This straightforward introduction to audio techniques guides the beginner through principles such as sound waves and basic acoustics and offers practical advice for using recording and reproduction equipment. Previously known as Audio Explained, this latest edition includes new material on: reverberation and its use in recording; principles of digital mixing; digital recording; including MiniDisc and MP3; digital artificial reverberation.
Designed with the student in mind, information is organised according to level of difficulty. An understanding of the basic principles is essential to anyone wishing to make successful recordings and so chapters are split into two parts: the first introducing the basic theories in a non-technical way; the second dealing with the subject in more depth. Key facts are clearly identified in separate boxes and further information for the more advanced reader is indicated in shaded boxes. In addition, questions are provided (with answers supplied at the end of the book) as a teaching and learning aid.

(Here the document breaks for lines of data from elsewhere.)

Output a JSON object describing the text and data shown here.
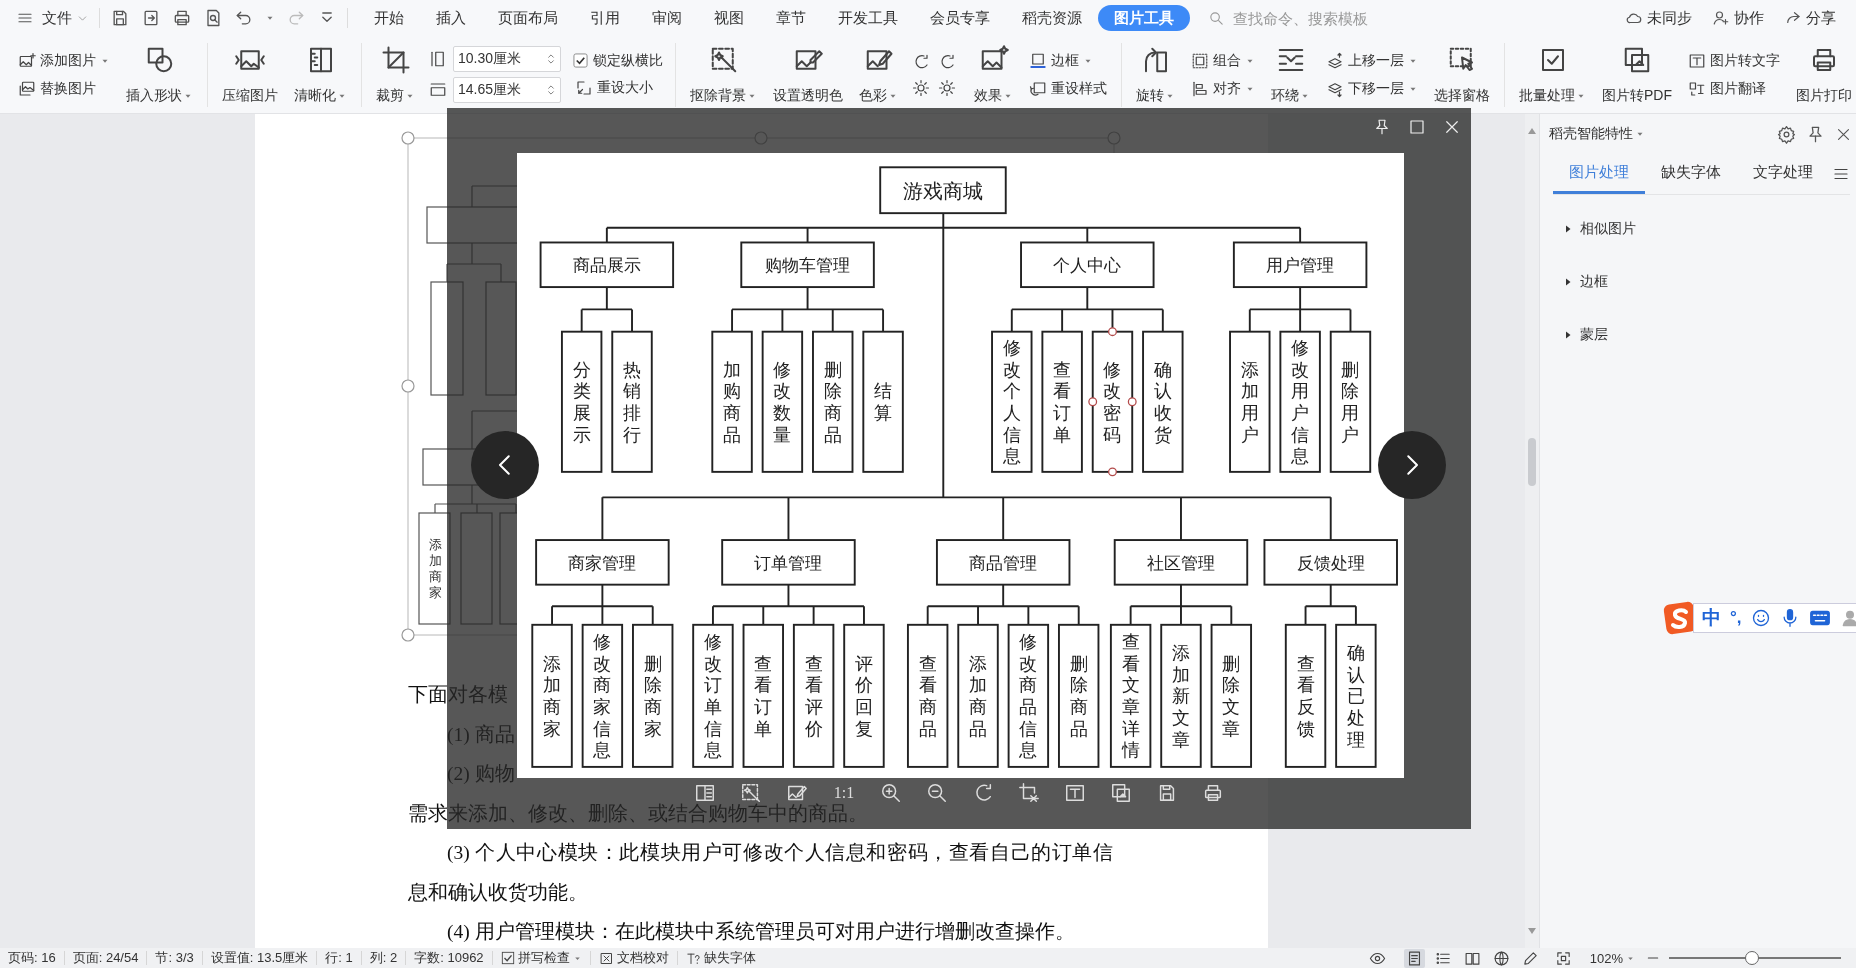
{
  "menu_bar": {
    "file_menu": "文件",
    "tabs": [
      {
        "label": "开始",
        "selected": false
      },
      {
        "label": "插入",
        "selected": false
      },
      {
        "label": "页面布局",
        "selected": false
      },
      {
        "label": "引用",
        "selected": false
      },
      {
        "label": "审阅",
        "selected": false
      },
      {
        "label": "视图",
        "selected": false
      },
      {
        "label": "章节",
        "selected": false
      },
      {
        "label": "开发工具",
        "selected": false
      },
      {
        "label": "会员专享",
        "selected": false
      },
      {
        "label": "稻壳资源",
        "selected": false
      },
      {
        "label": "图片工具",
        "selected": true
      }
    ],
    "search": {
      "placeholder": "查找命令、搜索模板"
    },
    "actions": [
      "未同步",
      "协作",
      "分享"
    ]
  },
  "ribbon": {
    "groups": [
      [
        {
          "kind": "stack",
          "items": [
            {
              "kind": "button",
              "label": "添加图片",
              "dropdown": true
            },
            {
              "kind": "button",
              "label": "替换图片",
              "dropdown": false
            }
          ]
        },
        {
          "kind": "large",
          "label": "插入形状",
          "dropdown": true
        }
      ],
      [
        {
          "kind": "large",
          "label": "压缩图片",
          "dropdown": false
        },
        {
          "kind": "large",
          "label": "清晰化",
          "dropdown": true
        }
      ],
      [
        {
          "kind": "large",
          "label": "裁剪",
          "dropdown": true
        },
        {
          "kind": "size",
          "fields": [
            "10.30厘米",
            "14.65厘米"
          ]
        },
        {
          "kind": "stack",
          "items": [
            {
              "kind": "checkbox",
              "label": "锁定纵横比",
              "checked": true
            },
            {
              "kind": "button",
              "label": "重设大小",
              "dropdown": false
            }
          ]
        }
      ],
      [
        {
          "kind": "large",
          "label": "抠除背景",
          "dropdown": true
        },
        {
          "kind": "large",
          "label": "设置透明色",
          "dropdown": false
        },
        {
          "kind": "large",
          "label": "色彩",
          "dropdown": true
        },
        {
          "kind": "icon_grid"
        },
        {
          "kind": "large",
          "label": "效果",
          "dropdown": true
        },
        {
          "kind": "stack",
          "items": [
            {
              "kind": "button",
              "label": "边框",
              "dropdown": true
            },
            {
              "kind": "button",
              "label": "重设样式",
              "dropdown": false
            }
          ]
        }
      ],
      [
        {
          "kind": "large",
          "label": "旋转",
          "dropdown": true
        },
        {
          "kind": "stack",
          "items": [
            {
              "kind": "button",
              "label": "组合",
              "dropdown": true
            },
            {
              "kind": "button",
              "label": "对齐",
              "dropdown": true
            }
          ]
        },
        {
          "kind": "large",
          "label": "环绕",
          "dropdown": true
        },
        {
          "kind": "stack",
          "items": [
            {
              "kind": "button",
              "label": "上移一层",
              "dropdown": true
            },
            {
              "kind": "button",
              "label": "下移一层",
              "dropdown": true
            }
          ]
        },
        {
          "kind": "large",
          "label": "选择窗格",
          "dropdown": false
        }
      ],
      [
        {
          "kind": "large",
          "label": "批量处理",
          "dropdown": true
        },
        {
          "kind": "large",
          "label": "图片转PDF",
          "dropdown": false
        },
        {
          "kind": "stack",
          "items": [
            {
              "kind": "button",
              "label": "图片转文字",
              "dropdown": false
            },
            {
              "kind": "button",
              "label": "图片翻译",
              "dropdown": false
            }
          ]
        },
        {
          "kind": "large",
          "label": "图片打印",
          "dropdown": false
        }
      ]
    ]
  },
  "document": {
    "image_labels": [
      "添加商家"
    ],
    "paragraphs": [
      {
        "text": "下面对各模",
        "indent": false
      },
      {
        "text": "(1) 商品",
        "indent": true
      },
      {
        "text": "(2) 购物",
        "indent": true
      },
      {
        "text": "需求来添加、修改、删除、或结合购物车中的商品。",
        "indent": false
      },
      {
        "text": "(3) 个人中心模块：此模块用户可修改个人信息和密码，查看自己的订单信息和确认收货功能。",
        "indent": true
      },
      {
        "text": "(4) 用户管理模块：在此模块中系统管理员可对用户进行增删改查操作。",
        "indent": true
      }
    ]
  },
  "viewer": {
    "toolbar": {
      "actual_size_label": "1:1"
    },
    "diagram": {
      "root": "游戏商城",
      "upper_modules": [
        {
          "label": "商品展示",
          "children": [
            {
              "label": "分类展示",
              "selected": false
            },
            {
              "label": "热销排行",
              "selected": false
            }
          ]
        },
        {
          "label": "购物车管理",
          "children": [
            {
              "label": "加购商品",
              "selected": false
            },
            {
              "label": "修改数量",
              "selected": false
            },
            {
              "label": "删除商品",
              "selected": false
            },
            {
              "label": "结算",
              "selected": false
            }
          ]
        },
        {
          "label": "个人中心",
          "children": [
            {
              "label": "修改个人信息",
              "selected": false
            },
            {
              "label": "查看订单",
              "selected": false
            },
            {
              "label": "修改密码",
              "selected": true
            },
            {
              "label": "确认收货",
              "selected": false
            }
          ]
        },
        {
          "label": "用户管理",
          "children": [
            {
              "label": "添加用户",
              "selected": false
            },
            {
              "label": "修改用户信息",
              "selected": false
            },
            {
              "label": "删除用户",
              "selected": false
            }
          ]
        }
      ],
      "lower_modules": [
        {
          "label": "商家管理",
          "children": [
            {
              "label": "添加商家",
              "selected": false
            },
            {
              "label": "修改商家信息",
              "selected": false
            },
            {
              "label": "删除商家",
              "selected": false
            }
          ]
        },
        {
          "label": "订单管理",
          "children": [
            {
              "label": "修改订单信息",
              "selected": false
            },
            {
              "label": "查看订单",
              "selected": false
            },
            {
              "label": "查看评价",
              "selected": false
            },
            {
              "label": "评价回复",
              "selected": false
            }
          ]
        },
        {
          "label": "商品管理",
          "children": [
            {
              "label": "查看商品",
              "selected": false
            },
            {
              "label": "添加商品",
              "selected": false
            },
            {
              "label": "修改商品信息",
              "selected": false
            },
            {
              "label": "删除商品",
              "selected": false
            }
          ]
        },
        {
          "label": "社区管理",
          "children": [
            {
              "label": "查看文章详情",
              "selected": false
            },
            {
              "label": "添加新文章",
              "selected": false
            },
            {
              "label": "删除文章",
              "selected": false
            }
          ]
        },
        {
          "label": "反馈处理",
          "children": [
            {
              "label": "查看反馈",
              "selected": false
            },
            {
              "label": "确认已处理",
              "selected": false
            }
          ]
        }
      ]
    }
  },
  "side_panel": {
    "title": "稻壳智能特性",
    "tabs": [
      {
        "label": "图片处理",
        "selected": true
      },
      {
        "label": "缺失字体",
        "selected": false
      },
      {
        "label": "文字处理",
        "selected": false
      }
    ],
    "sections": [
      {
        "label": "相似图片",
        "expanded": false
      },
      {
        "label": "边框",
        "expanded": false
      },
      {
        "label": "蒙层",
        "expanded": false
      }
    ]
  },
  "ime_toolbar": {
    "mode": "中",
    "punctuation": "°,"
  },
  "status_bar": {
    "fields": [
      "页码: 16",
      "页面: 24/54",
      "节: 3/3",
      "设置值: 13.5厘米",
      "行: 1",
      "列: 2",
      "字数: 10962"
    ],
    "spell_check": {
      "label": "拼写检查",
      "checked": true
    },
    "proofread": "文档校对",
    "missing_fonts": "缺失字体",
    "view_modes": [
      {
        "selected": true
      },
      {
        "selected": false
      },
      {
        "selected": false
      },
      {
        "selected": false
      },
      {
        "selected": false
      }
    ],
    "zoom": {
      "label": "102%",
      "level": 0.48
    }
  }
}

Sound Engineering Explained is ideal for both serious audio amateurs any student studying audio for the first time, in particular those preparing for Part One exams of the City & Guilds Sound Engineering (1820) course.
Table of Contents
Sound waves; Hearing and the nature of sound; Basic acoustics; Microphones; Using microphones; Monitoring; Stereo; Sound Mixers; Controlling levels; Digital audio; Recording; Public address; Music and sound effects; Safety; Copyright; Miscellaneous data; Further reading
"In all, the book promotes a good understanding of the principles and precesses involved with recording or reproducing audio, in a well written manner by an author who has obviously trodden the road many times."
Lighting & Sound
'I highly recommend this book to students preparing for Part 1 of the City & Guilds programme in Sound Engineering (1820).'
Reviews of the previous edition:
'...a light, informative and well-crafted book.'
A teacher of sound recording
'This is one of those books that tells you a little more than you thought you knew, even if you thought you knew quite a bit! There are also some good sections where the author politely and effectively debunks possible preconceptions that readers might have...Recommended.'
Journal of Educational Media, 1999